INFORMATION PROVIDED.
=======

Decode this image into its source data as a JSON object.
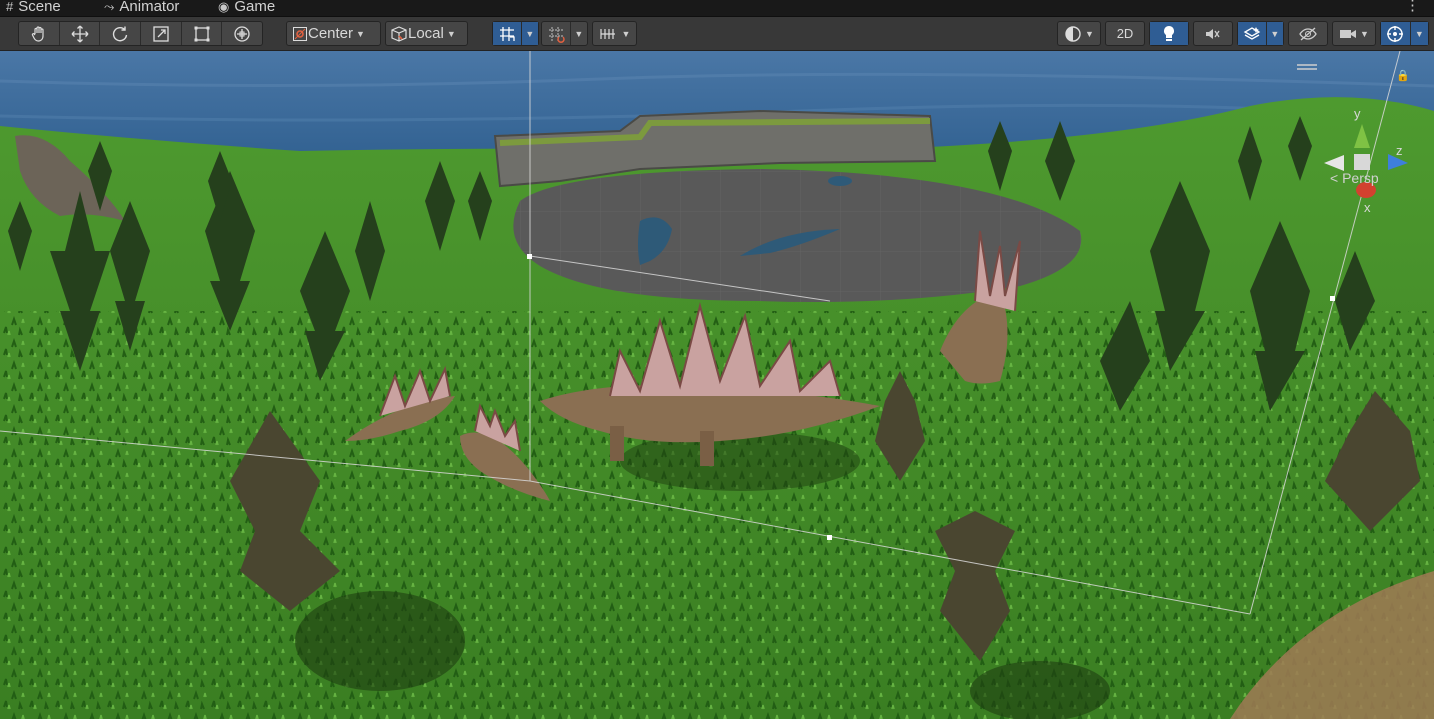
{
  "tabs": [
    {
      "label": "Scene",
      "icon": "hash-icon"
    },
    {
      "label": "Animator",
      "icon": "animator-icon"
    },
    {
      "label": "Game",
      "icon": "gamepad-icon"
    }
  ],
  "toolbar": {
    "tools": [
      "hand-tool",
      "move-tool",
      "rotate-tool",
      "scale-tool",
      "rect-tool",
      "transform-tool"
    ],
    "pivot_label": "Center",
    "space_label": "Local",
    "toggle_2d_label": "2D"
  },
  "viewport": {
    "projection_label": "< Persp",
    "axis_labels": {
      "y": "y",
      "z": "z",
      "x": "x"
    }
  },
  "colors": {
    "accent": "#2f5d94",
    "sky": "#3d6a96",
    "grass": "#3f8a2a",
    "pond": "#5a5a5a",
    "axis_x": "#d2412f",
    "axis_y": "#7fc244",
    "axis_z": "#3e7fdc"
  }
}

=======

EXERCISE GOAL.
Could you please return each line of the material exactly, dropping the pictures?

RESULT OF THIS TASK.
Decode this image into its source data as a JSON object.
{
  "tabs": [
    {
      "label": "Scene",
      "icon": "hash-icon"
    },
    {
      "label": "Animator",
      "icon": "animator-icon"
    },
    {
      "label": "Game",
      "icon": "gamepad-icon"
    }
  ],
  "toolbar": {
    "tools": [
      "hand-tool",
      "move-tool",
      "rotate-tool",
      "scale-tool",
      "rect-tool",
      "transform-tool"
    ],
    "pivot_label": "Center",
    "space_label": "Local",
    "toggle_2d_label": "2D"
  },
  "viewport": {
    "projection_label": "< Persp",
    "axis_labels": {
      "y": "y",
      "z": "z",
      "x": "x"
    }
  },
  "colors": {
    "accent": "#2f5d94",
    "sky": "#3d6a96",
    "grass": "#3f8a2a",
    "pond": "#5a5a5a",
    "axis_x": "#d2412f",
    "axis_y": "#7fc244",
    "axis_z": "#3e7fdc"
  }
}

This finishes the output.